A Very Murray Christmas has moments of sincere longing and awe but seems burdened by a story that feels cut short and incomplete. Bill Murray, playing himself, is the perfect figure to explore the bittersweet feelings that come with the holidays. His onscreen persona has transitioned over the decades from affable clown to meditative fool. Since reinventing his career in 2003 with Lost in Translation, most of his performances exist in relation to what came before. His persona as a star has matured and hardened, and it seems impossible to go back to the carefree days of his early career.
This transition from child to maturity is an anchor in A Very Murray Christmas, an adult take on the Christmas season. Sofia Coppola is able to capture the memory of what made the holiday so special when you were a kid – the joy and magic of childhood seem to haunt this film like a long-dead ghost. The delicacy of her filmmaking, which thrives on glances and fleeting encounters, works its magic here and fuels – for most adult’s – the real Christmas miracle, feeling something other than frustration or anxiety, if not for just a brief moment.
The first hint of that moment comes with the duet between Murray and Jenny Lewis, as they sing ‘Baby it’s Cold Outside’ in an increasingly chilly hotel bar. The lack of polish in Murray’s voice endears him in this song in particular – it helps keep the film in reality – and compliments Lewis’ far more exercised voice. The scene hints at the romance of passing encounters that transcend sex or love, but are hinged on what could be. It’s that feeling as a child when you see the stack of unopened presents, and the fleeting regret when you commit to another person all wrapped into one – the sense of anticipation and the fear that you’re on the wrong path. If A Very Murray Christmas could be summed up with one cliche, it would be bittersweet – light on the sweet.
That sense of yearning and contradiction is what makes the film so great, and is why it is so disappointing the film doesn’t quite come together. Not all the songs really work, some stall the momentum down to a halt. There are some really great musical moments, ‘Do you Hear What I hear’ is singularly the funniest moment in any Christmas special I’ve seen in years and ‘Christmas (Baby, Please Come Home)’ knocks the house down. Most of the songs in the final dream sequence I could live without, even if Clooney clowning around is charming.

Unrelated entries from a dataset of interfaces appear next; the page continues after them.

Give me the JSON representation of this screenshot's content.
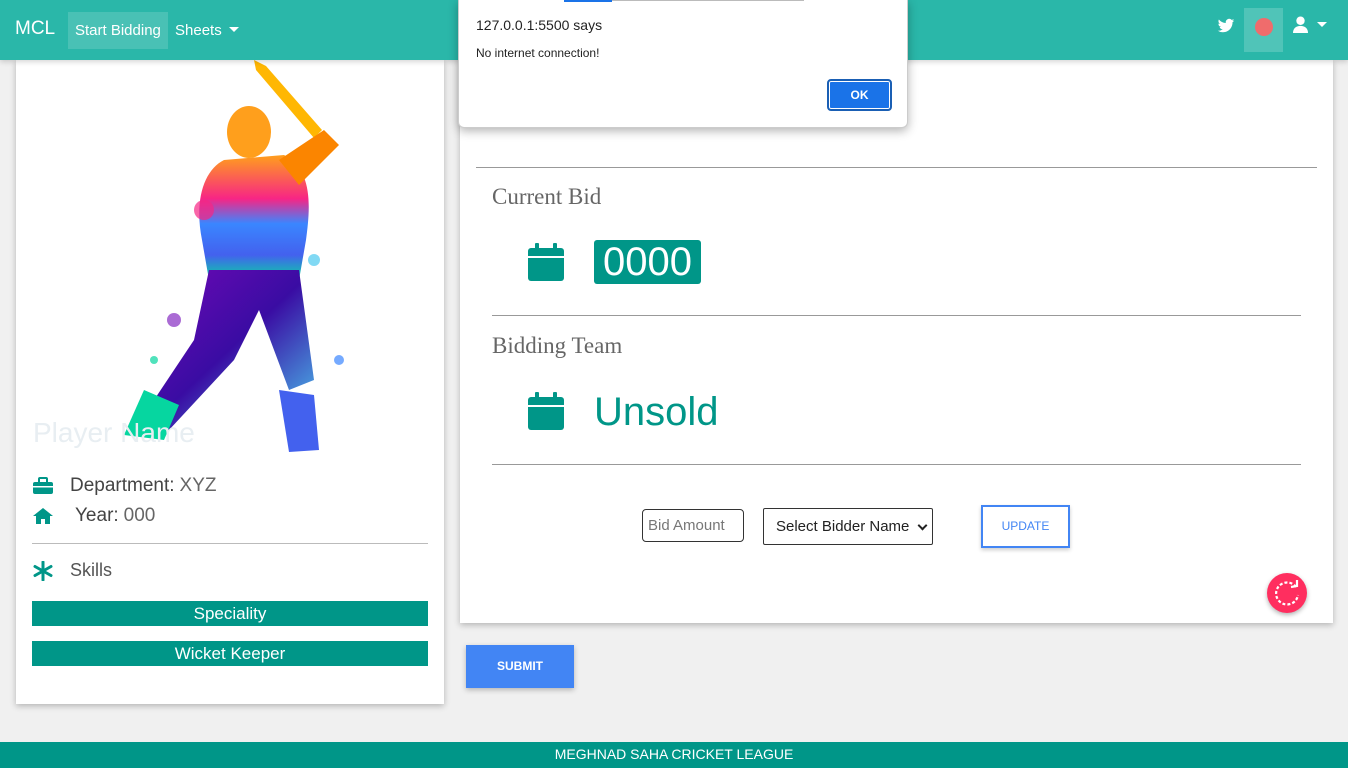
{
  "navbar": {
    "brand": "MCL",
    "items": [
      {
        "label": "Start Bidding",
        "active": true
      },
      {
        "label": "Sheets",
        "dropdown": true
      }
    ],
    "right_icons": [
      "twitter-icon",
      "status-dot-icon",
      "user-icon"
    ]
  },
  "player": {
    "name_placeholder": "Player Name",
    "department_label": "Department:",
    "department_value": "XYZ",
    "year_label": "Year:",
    "year_value": "000",
    "skills_label": "Skills",
    "skills": [
      "Speciality",
      "Wicket Keeper"
    ]
  },
  "bid": {
    "current_bid_label": "Current Bid",
    "current_bid_value": "0000",
    "bidding_team_label": "Bidding Team",
    "bidding_team_value": "Unsold",
    "amount_placeholder": "Bid Amount",
    "bidder_select_value": "Select Bidder Name",
    "update_label": "UPDATE",
    "submit_label": "SUBMIT"
  },
  "footer": {
    "text": "MEGHNAD SAHA CRICKET LEAGUE"
  },
  "alert": {
    "origin": "127.0.0.1:5500 says",
    "message": "No internet connection!",
    "ok_label": "OK"
  },
  "colors": {
    "navbar": "#2ab7a9",
    "teal": "#009688",
    "blue": "#4285f4",
    "refresh": "#ff2e5f"
  }
}
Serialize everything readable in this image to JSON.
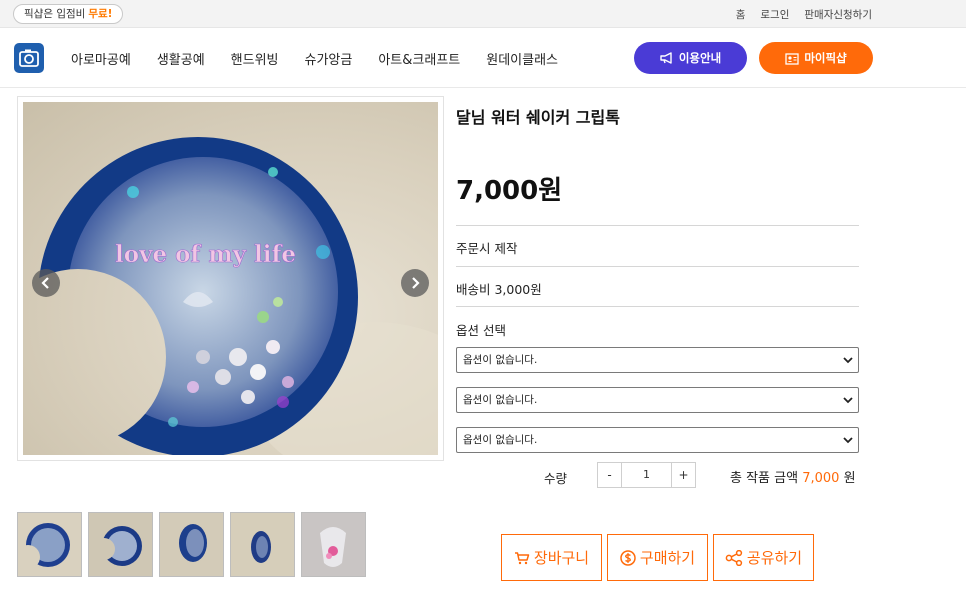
{
  "topbar": {
    "promo_prefix": "픽샵은 입점비",
    "promo_highlight": "무료!",
    "links": [
      "홈",
      "로그인",
      "판매자신청하기"
    ]
  },
  "header": {
    "nav": [
      "아로마공예",
      "생활공예",
      "핸드위빙",
      "슈가앙금",
      "아트&크래프트",
      "원데이클래스"
    ],
    "guide_label": "이용안내",
    "mypage_label": "마이픽샵"
  },
  "product": {
    "title": "달님 워터 쉐이커 그립톡",
    "price": "7,000원",
    "made_to_order": "주문시 제작",
    "shipping": "배송비 3,000원",
    "option_label": "옵션 선택",
    "options": [
      "옵션이 없습니다.",
      "옵션이 없습니다.",
      "옵션이 없습니다."
    ],
    "quantity_label": "수량",
    "quantity": "1",
    "total_prefix": "총 작품 금액",
    "total_amount": "7,000",
    "total_suffix": "원",
    "image_text": "love of my life"
  },
  "actions": {
    "cart": "장바구니",
    "buy": "구매하기",
    "share": "공유하기"
  },
  "colors": {
    "accent_orange": "#ff6a0a",
    "guide_purple": "#4a3bd6",
    "logo_blue": "#1f5fae"
  }
}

My biggest frustration with the film is the lack of trajectory. What some people complained of Somewhere, I feel is far more applicable here: as wonderful as Bill Murray is, a bit more meat is needed in order for me to latch on. As keen as I am to see more hour long specials from Netflix (totally underutilized medium length structure is a secret passion of mine), this one could have really been longer. From the moment that Bill Murray passes out to him waking up on Christmas day doesn’t quite bring the evolution of his character together. While there is a sense that he experienced a quasi-magical evening subdued only by his expectations, the turnaround is not quite convincing.
I do nonetheless see myself seeking out this film on a yearly basis. While ultimately imperfect, Sofia Coppola touches on the regret of growing older and the possibility to break through expectations and feel something like love again. That love is muted and hidden but it’s there – and that’s exactly the message I need right now.